**What this task involves**
Each entry must be printed again without a single change.

**Records for processing**
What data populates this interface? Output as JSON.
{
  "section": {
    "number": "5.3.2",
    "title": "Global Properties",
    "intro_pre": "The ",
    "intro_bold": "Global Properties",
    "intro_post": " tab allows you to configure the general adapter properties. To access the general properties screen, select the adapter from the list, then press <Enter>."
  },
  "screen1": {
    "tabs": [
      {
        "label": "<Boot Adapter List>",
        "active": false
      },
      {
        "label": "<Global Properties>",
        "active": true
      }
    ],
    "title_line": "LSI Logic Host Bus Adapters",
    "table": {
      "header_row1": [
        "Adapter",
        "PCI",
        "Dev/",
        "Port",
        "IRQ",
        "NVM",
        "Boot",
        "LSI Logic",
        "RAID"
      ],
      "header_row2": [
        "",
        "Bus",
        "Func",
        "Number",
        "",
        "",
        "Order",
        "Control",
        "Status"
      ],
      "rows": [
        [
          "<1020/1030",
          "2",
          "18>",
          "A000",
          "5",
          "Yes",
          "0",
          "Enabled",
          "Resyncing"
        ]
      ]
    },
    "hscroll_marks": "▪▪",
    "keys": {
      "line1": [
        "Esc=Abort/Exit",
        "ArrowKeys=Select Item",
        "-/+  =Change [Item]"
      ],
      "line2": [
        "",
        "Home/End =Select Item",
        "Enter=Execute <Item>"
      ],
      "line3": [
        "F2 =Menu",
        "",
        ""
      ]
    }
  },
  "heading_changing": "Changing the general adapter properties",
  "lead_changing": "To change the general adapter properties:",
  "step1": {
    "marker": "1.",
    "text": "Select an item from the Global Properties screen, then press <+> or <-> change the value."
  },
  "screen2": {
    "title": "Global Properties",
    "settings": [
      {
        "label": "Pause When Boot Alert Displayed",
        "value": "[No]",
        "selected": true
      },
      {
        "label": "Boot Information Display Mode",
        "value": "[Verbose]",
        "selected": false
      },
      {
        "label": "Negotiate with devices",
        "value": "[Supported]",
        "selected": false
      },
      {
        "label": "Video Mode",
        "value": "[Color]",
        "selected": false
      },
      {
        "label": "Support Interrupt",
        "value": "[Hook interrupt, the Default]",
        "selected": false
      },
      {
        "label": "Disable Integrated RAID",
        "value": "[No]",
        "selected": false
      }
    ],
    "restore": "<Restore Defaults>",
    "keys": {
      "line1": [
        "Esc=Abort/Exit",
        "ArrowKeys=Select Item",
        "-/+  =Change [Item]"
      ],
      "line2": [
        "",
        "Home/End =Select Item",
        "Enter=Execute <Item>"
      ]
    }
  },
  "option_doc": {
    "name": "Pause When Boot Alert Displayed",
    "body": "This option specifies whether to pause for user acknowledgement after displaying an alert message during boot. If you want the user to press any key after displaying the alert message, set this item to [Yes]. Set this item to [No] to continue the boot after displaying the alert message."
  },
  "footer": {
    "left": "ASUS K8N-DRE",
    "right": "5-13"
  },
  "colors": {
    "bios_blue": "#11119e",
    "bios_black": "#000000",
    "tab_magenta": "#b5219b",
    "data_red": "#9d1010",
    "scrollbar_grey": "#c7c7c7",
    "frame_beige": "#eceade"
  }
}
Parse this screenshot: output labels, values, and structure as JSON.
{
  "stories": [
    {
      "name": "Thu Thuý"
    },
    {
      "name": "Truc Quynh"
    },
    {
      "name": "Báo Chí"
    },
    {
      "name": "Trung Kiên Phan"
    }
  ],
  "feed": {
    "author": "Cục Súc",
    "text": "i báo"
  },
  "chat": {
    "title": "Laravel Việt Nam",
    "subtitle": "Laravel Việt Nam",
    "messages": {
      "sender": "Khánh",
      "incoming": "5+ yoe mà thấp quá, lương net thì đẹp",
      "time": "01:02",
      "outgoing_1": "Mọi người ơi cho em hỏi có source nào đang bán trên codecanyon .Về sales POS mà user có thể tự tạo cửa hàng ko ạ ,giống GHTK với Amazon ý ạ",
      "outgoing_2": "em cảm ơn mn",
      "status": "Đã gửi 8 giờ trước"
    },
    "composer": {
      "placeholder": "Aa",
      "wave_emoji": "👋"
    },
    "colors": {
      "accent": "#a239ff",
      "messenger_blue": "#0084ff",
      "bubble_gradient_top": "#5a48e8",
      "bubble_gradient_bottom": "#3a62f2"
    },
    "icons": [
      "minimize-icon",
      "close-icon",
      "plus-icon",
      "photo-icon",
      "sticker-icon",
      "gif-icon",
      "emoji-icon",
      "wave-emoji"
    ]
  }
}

**Exercise answer**
What data populates this interface? Output as JSON.
{
  "section": {
    "number": "5.3.2",
    "title": "Global Properties",
    "intro_pre": "The ",
    "intro_bold": "Global Properties",
    "intro_post": " tab allows you to configure the general adapter properties. To access the general properties screen, select the adapter from the list, then press <Enter>."
  },
  "screen1": {
    "tabs": [
      {
        "label": "<Boot Adapter List>",
        "active": false
      },
      {
        "label": "<Global Properties>",
        "active": true
      }
    ],
    "title_line": "LSI Logic Host Bus Adapters",
    "table": {
      "header_row1": [
        "Adapter",
        "PCI",
        "Dev/",
        "Port",
        "IRQ",
        "NVM",
        "Boot",
        "LSI Logic",
        "RAID"
      ],
      "header_row2": [
        "",
        "Bus",
        "Func",
        "Number",
        "",
        "",
        "Order",
        "Control",
        "Status"
      ],
      "rows": [
        [
          "<1020/1030",
          "2",
          "18>",
          "A000",
          "5",
          "Yes",
          "0",
          "Enabled",
          "Resyncing"
        ]
      ]
    },
    "hscroll_marks": "▪▪",
    "keys": {
      "line1": [
        "Esc=Abort/Exit",
        "ArrowKeys=Select Item",
        "-/+  =Change [Item]"
      ],
      "line2": [
        "",
        "Home/End =Select Item",
        "Enter=Execute <Item>"
      ],
      "line3": [
        "F2 =Menu",
        "",
        ""
      ]
    }
  },
  "heading_changing": "Changing the general adapter properties",
  "lead_changing": "To change the general adapter properties:",
  "step1": {
    "marker": "1.",
    "text": "Select an item from the Global Properties screen, then press <+> or <-> change the value."
  },
  "screen2": {
    "title": "Global Properties",
    "settings": [
      {
        "label": "Pause When Boot Alert Displayed",
        "value": "[No]",
        "selected": true
      },
      {
        "label": "Boot Information Display Mode",
        "value": "[Verbose]",
        "selected": false
      },
      {
        "label": "Negotiate with devices",
        "value": "[Supported]",
        "selected": false
      },
      {
        "label": "Video Mode",
        "value": "[Color]",
        "selected": false
      },
      {
        "label": "Support Interrupt",
        "value": "[Hook interrupt, the Default]",
        "selected": false
      },
      {
        "label": "Disable Integrated RAID",
        "value": "[No]",
        "selected": false
      }
    ],
    "restore": "<Restore Defaults>",
    "keys": {
      "line1": [
        "Esc=Abort/Exit",
        "ArrowKeys=Select Item",
        "-/+  =Change [Item]"
      ],
      "line2": [
        "",
        "Home/End =Select Item",
        "Enter=Execute <Item>"
      ]
    }
  },
  "option_doc": {
    "name": "Pause When Boot Alert Displayed",
    "body": "This option specifies whether to pause for user acknowledgement after displaying an alert message during boot. If you want the user to press any key after displaying the alert message, set this item to [Yes]. Set this item to [No] to continue the boot after displaying the alert message."
  },
  "footer": {
    "left": "ASUS K8N-DRE",
    "right": "5-13"
  },
  "colors": {
    "bios_blue": "#11119e",
    "bios_black": "#000000",
    "tab_magenta": "#b5219b",
    "data_red": "#9d1010",
    "scrollbar_grey": "#c7c7c7",
    "frame_beige": "#eceade"
  }
}
Parse this screenshot: output labels, values, and structure as JSON.
{
  "stories": [
    {
      "name": "Thu Thuý"
    },
    {
      "name": "Truc Quynh"
    },
    {
      "name": "Báo Chí"
    },
    {
      "name": "Trung Kiên Phan"
    }
  ],
  "feed": {
    "author": "Cục Súc",
    "text": "i báo"
  },
  "chat": {
    "title": "Laravel Việt Nam",
    "subtitle": "Laravel Việt Nam",
    "messages": {
      "sender": "Khánh",
      "incoming": "5+ yoe mà thấp quá, lương net thì đẹp",
      "time": "01:02",
      "outgoing_1": "Mọi người ơi cho em hỏi có source nào đang bán trên codecanyon .Về sales POS mà user có thể tự tạo cửa hàng ko ạ ,giống GHTK với Amazon ý ạ",
      "outgoing_2": "em cảm ơn mn",
      "status": "Đã gửi 8 giờ trước"
    },
    "composer": {
      "placeholder": "Aa",
      "wave_emoji": "👋"
    },
    "colors": {
      "accent": "#a239ff",
      "messenger_blue": "#0084ff",
      "bubble_gradient_top": "#5a48e8",
      "bubble_gradient_bottom": "#3a62f2"
    },
    "icons": [
      "minimize-icon",
      "close-icon",
      "plus-icon",
      "photo-icon",
      "sticker-icon",
      "gif-icon",
      "emoji-icon",
      "wave-emoji"
    ]
  }
}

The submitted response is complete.